> **Directions**: The answer must be the full listing, reproduced without any change.

┌──

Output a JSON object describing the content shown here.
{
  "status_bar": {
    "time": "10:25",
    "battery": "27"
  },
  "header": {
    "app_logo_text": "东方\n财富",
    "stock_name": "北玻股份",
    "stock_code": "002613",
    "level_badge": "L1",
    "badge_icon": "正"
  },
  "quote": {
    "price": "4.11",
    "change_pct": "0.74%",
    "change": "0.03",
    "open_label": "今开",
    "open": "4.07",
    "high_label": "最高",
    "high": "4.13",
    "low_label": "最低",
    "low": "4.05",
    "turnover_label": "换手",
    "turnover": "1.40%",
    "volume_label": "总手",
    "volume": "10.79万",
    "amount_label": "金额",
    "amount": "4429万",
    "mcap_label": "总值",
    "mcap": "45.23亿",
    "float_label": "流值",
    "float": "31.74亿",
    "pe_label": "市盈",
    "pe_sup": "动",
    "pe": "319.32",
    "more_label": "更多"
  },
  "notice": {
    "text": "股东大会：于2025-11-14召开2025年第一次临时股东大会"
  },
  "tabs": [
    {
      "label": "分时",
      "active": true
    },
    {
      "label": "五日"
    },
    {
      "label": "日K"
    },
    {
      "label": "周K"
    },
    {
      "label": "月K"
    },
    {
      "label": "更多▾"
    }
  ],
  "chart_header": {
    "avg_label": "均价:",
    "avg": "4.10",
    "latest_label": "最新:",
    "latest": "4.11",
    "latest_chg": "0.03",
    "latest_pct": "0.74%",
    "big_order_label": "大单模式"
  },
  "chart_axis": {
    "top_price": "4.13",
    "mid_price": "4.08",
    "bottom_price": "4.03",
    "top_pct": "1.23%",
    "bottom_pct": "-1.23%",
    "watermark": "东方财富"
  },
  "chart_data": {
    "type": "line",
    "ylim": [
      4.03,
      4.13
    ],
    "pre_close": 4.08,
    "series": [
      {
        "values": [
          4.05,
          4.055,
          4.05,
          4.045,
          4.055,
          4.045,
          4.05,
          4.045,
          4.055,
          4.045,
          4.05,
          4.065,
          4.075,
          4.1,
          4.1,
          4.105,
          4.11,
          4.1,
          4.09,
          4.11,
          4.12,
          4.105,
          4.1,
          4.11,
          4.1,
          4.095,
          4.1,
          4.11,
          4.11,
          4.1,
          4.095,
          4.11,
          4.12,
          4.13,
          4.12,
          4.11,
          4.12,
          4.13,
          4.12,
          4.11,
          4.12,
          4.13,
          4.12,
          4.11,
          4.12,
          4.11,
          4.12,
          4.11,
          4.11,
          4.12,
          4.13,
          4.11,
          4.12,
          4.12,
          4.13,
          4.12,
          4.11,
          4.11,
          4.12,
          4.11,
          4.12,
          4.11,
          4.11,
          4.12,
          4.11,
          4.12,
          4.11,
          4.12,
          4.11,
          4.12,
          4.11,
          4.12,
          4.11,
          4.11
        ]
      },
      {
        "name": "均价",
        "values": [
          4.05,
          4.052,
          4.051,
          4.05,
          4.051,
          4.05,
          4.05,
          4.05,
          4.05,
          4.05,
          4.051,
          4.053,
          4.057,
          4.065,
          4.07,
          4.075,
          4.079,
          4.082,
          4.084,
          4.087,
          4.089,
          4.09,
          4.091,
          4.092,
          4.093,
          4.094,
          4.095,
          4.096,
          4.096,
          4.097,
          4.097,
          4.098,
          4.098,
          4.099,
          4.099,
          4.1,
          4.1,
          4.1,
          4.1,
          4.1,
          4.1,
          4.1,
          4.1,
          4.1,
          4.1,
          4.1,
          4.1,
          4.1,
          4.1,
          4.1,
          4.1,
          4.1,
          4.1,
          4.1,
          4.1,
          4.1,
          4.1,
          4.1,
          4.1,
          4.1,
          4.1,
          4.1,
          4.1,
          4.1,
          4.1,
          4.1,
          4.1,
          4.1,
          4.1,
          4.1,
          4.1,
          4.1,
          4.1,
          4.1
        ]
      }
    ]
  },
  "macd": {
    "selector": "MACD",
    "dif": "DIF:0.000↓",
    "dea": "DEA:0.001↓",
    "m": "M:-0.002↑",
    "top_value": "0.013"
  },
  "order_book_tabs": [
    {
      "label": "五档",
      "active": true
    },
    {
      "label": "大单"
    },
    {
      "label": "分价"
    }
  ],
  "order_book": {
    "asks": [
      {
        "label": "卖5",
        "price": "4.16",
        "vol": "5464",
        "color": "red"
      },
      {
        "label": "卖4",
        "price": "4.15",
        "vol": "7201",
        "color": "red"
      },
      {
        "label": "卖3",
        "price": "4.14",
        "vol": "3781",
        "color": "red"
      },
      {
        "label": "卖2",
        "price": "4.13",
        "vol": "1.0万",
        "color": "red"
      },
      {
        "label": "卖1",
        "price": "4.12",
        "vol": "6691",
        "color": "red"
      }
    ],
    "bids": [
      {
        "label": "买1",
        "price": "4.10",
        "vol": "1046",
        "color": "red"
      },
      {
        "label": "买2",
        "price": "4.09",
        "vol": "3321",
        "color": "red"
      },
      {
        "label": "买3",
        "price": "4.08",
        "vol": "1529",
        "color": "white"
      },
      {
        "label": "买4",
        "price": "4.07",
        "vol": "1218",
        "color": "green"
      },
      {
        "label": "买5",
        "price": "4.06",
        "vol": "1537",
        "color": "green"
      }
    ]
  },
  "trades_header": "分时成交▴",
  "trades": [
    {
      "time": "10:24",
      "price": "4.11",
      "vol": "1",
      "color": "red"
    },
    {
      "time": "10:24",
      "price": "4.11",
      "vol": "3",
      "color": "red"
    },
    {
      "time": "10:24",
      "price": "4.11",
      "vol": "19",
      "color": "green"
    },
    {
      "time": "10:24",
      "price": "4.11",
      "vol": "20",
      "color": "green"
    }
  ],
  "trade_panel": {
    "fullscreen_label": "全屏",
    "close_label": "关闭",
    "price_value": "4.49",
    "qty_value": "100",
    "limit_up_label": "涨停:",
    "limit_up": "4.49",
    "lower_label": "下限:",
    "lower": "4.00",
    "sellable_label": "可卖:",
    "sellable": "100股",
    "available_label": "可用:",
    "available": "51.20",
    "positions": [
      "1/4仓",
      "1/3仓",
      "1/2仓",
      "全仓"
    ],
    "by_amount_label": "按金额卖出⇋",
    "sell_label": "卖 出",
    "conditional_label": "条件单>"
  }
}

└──

> **Task response**:
Output a JSON object describing the content shown here.
{
  "status_bar": {
    "time": "10:25",
    "battery": "27"
  },
  "header": {
    "app_logo_text": "东方\n财富",
    "stock_name": "北玻股份",
    "stock_code": "002613",
    "level_badge": "L1",
    "badge_icon": "正"
  },
  "quote": {
    "price": "4.11",
    "change_pct": "0.74%",
    "change": "0.03",
    "open_label": "今开",
    "open": "4.07",
    "high_label": "最高",
    "high": "4.13",
    "low_label": "最低",
    "low": "4.05",
    "turnover_label": "换手",
    "turnover": "1.40%",
    "volume_label": "总手",
    "volume": "10.79万",
    "amount_label": "金额",
    "amount": "4429万",
    "mcap_label": "总值",
    "mcap": "45.23亿",
    "float_label": "流值",
    "float": "31.74亿",
    "pe_label": "市盈",
    "pe_sup": "动",
    "pe": "319.32",
    "more_label": "更多"
  },
  "notice": {
    "text": "股东大会：于2025-11-14召开2025年第一次临时股东大会"
  },
  "tabs": [
    {
      "label": "分时",
      "active": true
    },
    {
      "label": "五日"
    },
    {
      "label": "日K"
    },
    {
      "label": "周K"
    },
    {
      "label": "月K"
    },
    {
      "label": "更多▾"
    }
  ],
  "chart_header": {
    "avg_label": "均价:",
    "avg": "4.10",
    "latest_label": "最新:",
    "latest": "4.11",
    "latest_chg": "0.03",
    "latest_pct": "0.74%",
    "big_order_label": "大单模式"
  },
  "chart_axis": {
    "top_price": "4.13",
    "mid_price": "4.08",
    "bottom_price": "4.03",
    "top_pct": "1.23%",
    "bottom_pct": "-1.23%",
    "watermark": "东方财富"
  },
  "chart_data": {
    "type": "line",
    "ylim": [
      4.03,
      4.13
    ],
    "pre_close": 4.08,
    "series": [
      {
        "values": [
          4.05,
          4.055,
          4.05,
          4.045,
          4.055,
          4.045,
          4.05,
          4.045,
          4.055,
          4.045,
          4.05,
          4.065,
          4.075,
          4.1,
          4.1,
          4.105,
          4.11,
          4.1,
          4.09,
          4.11,
          4.12,
          4.105,
          4.1,
          4.11,
          4.1,
          4.095,
          4.1,
          4.11,
          4.11,
          4.1,
          4.095,
          4.11,
          4.12,
          4.13,
          4.12,
          4.11,
          4.12,
          4.13,
          4.12,
          4.11,
          4.12,
          4.13,
          4.12,
          4.11,
          4.12,
          4.11,
          4.12,
          4.11,
          4.11,
          4.12,
          4.13,
          4.11,
          4.12,
          4.12,
          4.13,
          4.12,
          4.11,
          4.11,
          4.12,
          4.11,
          4.12,
          4.11,
          4.11,
          4.12,
          4.11,
          4.12,
          4.11,
          4.12,
          4.11,
          4.12,
          4.11,
          4.12,
          4.11,
          4.11
        ]
      },
      {
        "name": "均价",
        "values": [
          4.05,
          4.052,
          4.051,
          4.05,
          4.051,
          4.05,
          4.05,
          4.05,
          4.05,
          4.05,
          4.051,
          4.053,
          4.057,
          4.065,
          4.07,
          4.075,
          4.079,
          4.082,
          4.084,
          4.087,
          4.089,
          4.09,
          4.091,
          4.092,
          4.093,
          4.094,
          4.095,
          4.096,
          4.096,
          4.097,
          4.097,
          4.098,
          4.098,
          4.099,
          4.099,
          4.1,
          4.1,
          4.1,
          4.1,
          4.1,
          4.1,
          4.1,
          4.1,
          4.1,
          4.1,
          4.1,
          4.1,
          4.1,
          4.1,
          4.1,
          4.1,
          4.1,
          4.1,
          4.1,
          4.1,
          4.1,
          4.1,
          4.1,
          4.1,
          4.1,
          4.1,
          4.1,
          4.1,
          4.1,
          4.1,
          4.1,
          4.1,
          4.1,
          4.1,
          4.1,
          4.1,
          4.1,
          4.1,
          4.1
        ]
      }
    ]
  },
  "macd": {
    "selector": "MACD",
    "dif": "DIF:0.000↓",
    "dea": "DEA:0.001↓",
    "m": "M:-0.002↑",
    "top_value": "0.013"
  },
  "order_book_tabs": [
    {
      "label": "五档",
      "active": true
    },
    {
      "label": "大单"
    },
    {
      "label": "分价"
    }
  ],
  "order_book": {
    "asks": [
      {
        "label": "卖5",
        "price": "4.16",
        "vol": "5464",
        "color": "red"
      },
      {
        "label": "卖4",
        "price": "4.15",
        "vol": "7201",
        "color": "red"
      },
      {
        "label": "卖3",
        "price": "4.14",
        "vol": "3781",
        "color": "red"
      },
      {
        "label": "卖2",
        "price": "4.13",
        "vol": "1.0万",
        "color": "red"
      },
      {
        "label": "卖1",
        "price": "4.12",
        "vol": "6691",
        "color": "red"
      }
    ],
    "bids": [
      {
        "label": "买1",
        "price": "4.10",
        "vol": "1046",
        "color": "red"
      },
      {
        "label": "买2",
        "price": "4.09",
        "vol": "3321",
        "color": "red"
      },
      {
        "label": "买3",
        "price": "4.08",
        "vol": "1529",
        "color": "white"
      },
      {
        "label": "买4",
        "price": "4.07",
        "vol": "1218",
        "color": "green"
      },
      {
        "label": "买5",
        "price": "4.06",
        "vol": "1537",
        "color": "green"
      }
    ]
  },
  "trades_header": "分时成交▴",
  "trades": [
    {
      "time": "10:24",
      "price": "4.11",
      "vol": "1",
      "color": "red"
    },
    {
      "time": "10:24",
      "price": "4.11",
      "vol": "3",
      "color": "red"
    },
    {
      "time": "10:24",
      "price": "4.11",
      "vol": "19",
      "color": "green"
    },
    {
      "time": "10:24",
      "price": "4.11",
      "vol": "20",
      "color": "green"
    }
  ],
  "trade_panel": {
    "fullscreen_label": "全屏",
    "close_label": "关闭",
    "price_value": "4.49",
    "qty_value": "100",
    "limit_up_label": "涨停:",
    "limit_up": "4.49",
    "lower_label": "下限:",
    "lower": "4.00",
    "sellable_label": "可卖:",
    "sellable": "100股",
    "available_label": "可用:",
    "available": "51.20",
    "positions": [
      "1/4仓",
      "1/3仓",
      "1/2仓",
      "全仓"
    ],
    "by_amount_label": "按金额卖出⇋",
    "sell_label": "卖 出",
    "conditional_label": "条件单>"
  }
}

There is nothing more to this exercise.